Breast cancer affects almost 400,000 women in the United States.
Pink ribbons and walkathons raise awareness, but still many facts about breast cancer are not generally known. For instance, breast cancer is not strictly a women’s disease as it also affects men. Breast cancer is also not just one disease, but many.
Breast cancer is broadly defined as a malignant tumor of the breast tissue, but it can take many forms. Each type is defined by its’ pathology, or how it appears under a microscope. The type of treatment a patient receives depends upon which form of the cancer has been identified. A patient can be diagnosed with ductal cancer, lobular cancer, inflammatory breast cancer, Paget disease of the nipple or angiosarcoma, among others. Treatments can include surgery, radiation, chemotherapy, hormone therapy, targeted and bone directed therapy. A variety of medications may also be prescribed, depending upon both the type of breast cancer and the treatment.
Patients diagnosed with breast cancer often need palliative care as well. Diagnosis and treatment take a mental, emotional and physical toll on the patient, family members and caregivers.
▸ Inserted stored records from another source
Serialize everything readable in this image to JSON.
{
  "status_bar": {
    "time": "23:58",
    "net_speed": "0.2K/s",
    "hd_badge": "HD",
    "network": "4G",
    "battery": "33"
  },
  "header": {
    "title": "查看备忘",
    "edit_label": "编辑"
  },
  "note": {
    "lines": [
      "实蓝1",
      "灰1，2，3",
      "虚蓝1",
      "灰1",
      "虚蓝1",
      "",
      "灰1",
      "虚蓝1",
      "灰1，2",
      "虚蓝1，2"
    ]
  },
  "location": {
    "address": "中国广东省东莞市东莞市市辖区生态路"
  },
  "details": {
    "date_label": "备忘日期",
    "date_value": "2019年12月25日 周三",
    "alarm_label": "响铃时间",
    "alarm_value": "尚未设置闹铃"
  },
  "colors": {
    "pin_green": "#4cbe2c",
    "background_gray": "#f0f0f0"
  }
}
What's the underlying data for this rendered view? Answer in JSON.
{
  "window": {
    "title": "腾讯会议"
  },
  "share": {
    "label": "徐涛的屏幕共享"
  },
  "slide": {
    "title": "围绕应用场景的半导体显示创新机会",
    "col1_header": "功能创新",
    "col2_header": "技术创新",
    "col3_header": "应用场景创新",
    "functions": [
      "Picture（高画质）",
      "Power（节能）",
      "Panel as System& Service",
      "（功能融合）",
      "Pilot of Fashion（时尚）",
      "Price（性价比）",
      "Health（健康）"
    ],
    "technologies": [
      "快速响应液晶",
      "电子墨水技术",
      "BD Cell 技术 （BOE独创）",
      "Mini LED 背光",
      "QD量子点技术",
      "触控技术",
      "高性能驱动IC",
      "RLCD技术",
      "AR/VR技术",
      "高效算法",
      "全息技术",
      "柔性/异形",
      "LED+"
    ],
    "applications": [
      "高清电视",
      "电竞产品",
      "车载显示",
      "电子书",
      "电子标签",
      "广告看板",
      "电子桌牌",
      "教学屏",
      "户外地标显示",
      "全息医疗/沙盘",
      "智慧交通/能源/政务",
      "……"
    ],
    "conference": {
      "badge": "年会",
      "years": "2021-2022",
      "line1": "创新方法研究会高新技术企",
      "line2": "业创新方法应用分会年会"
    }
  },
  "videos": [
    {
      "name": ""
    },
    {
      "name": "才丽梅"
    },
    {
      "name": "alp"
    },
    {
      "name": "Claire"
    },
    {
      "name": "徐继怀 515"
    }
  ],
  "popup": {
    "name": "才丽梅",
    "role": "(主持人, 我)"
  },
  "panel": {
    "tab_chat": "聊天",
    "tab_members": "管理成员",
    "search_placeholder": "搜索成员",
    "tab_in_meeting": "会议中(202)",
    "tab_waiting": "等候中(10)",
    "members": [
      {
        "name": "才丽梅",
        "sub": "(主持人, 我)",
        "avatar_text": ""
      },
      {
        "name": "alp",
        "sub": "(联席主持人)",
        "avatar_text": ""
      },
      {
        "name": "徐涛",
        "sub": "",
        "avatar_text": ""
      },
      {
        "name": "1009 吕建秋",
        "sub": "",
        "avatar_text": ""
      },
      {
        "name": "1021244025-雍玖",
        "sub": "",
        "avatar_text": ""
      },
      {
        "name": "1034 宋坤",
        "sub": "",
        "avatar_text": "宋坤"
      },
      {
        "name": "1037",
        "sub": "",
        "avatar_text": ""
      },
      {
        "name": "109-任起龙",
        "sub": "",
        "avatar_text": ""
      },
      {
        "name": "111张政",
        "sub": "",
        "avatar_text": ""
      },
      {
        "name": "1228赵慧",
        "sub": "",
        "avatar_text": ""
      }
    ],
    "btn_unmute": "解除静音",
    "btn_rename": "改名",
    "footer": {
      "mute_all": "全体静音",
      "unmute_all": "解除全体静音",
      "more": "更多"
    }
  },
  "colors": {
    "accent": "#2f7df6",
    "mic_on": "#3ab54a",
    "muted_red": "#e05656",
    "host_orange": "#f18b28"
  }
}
Palliative care provides an “extra layer” of support for patient and family and improves the quality of daily life while the patient is seeking curative treatment.
Anytime a person discovers an abnormality of the breast, they should consult a medical professional. These abnormalities may include one or more of the following: a change in how a breast or nipple feels, Unusual tenderness, a lump, thickening in or near a breast, a change in appearance, such as swelling, shrinkage or a change in color or texture, and any nipple discharge, particularly clear or bloody.
Doing a simple self-examination once a month can do a lot to catch any abnormalities early and improve future outcomes.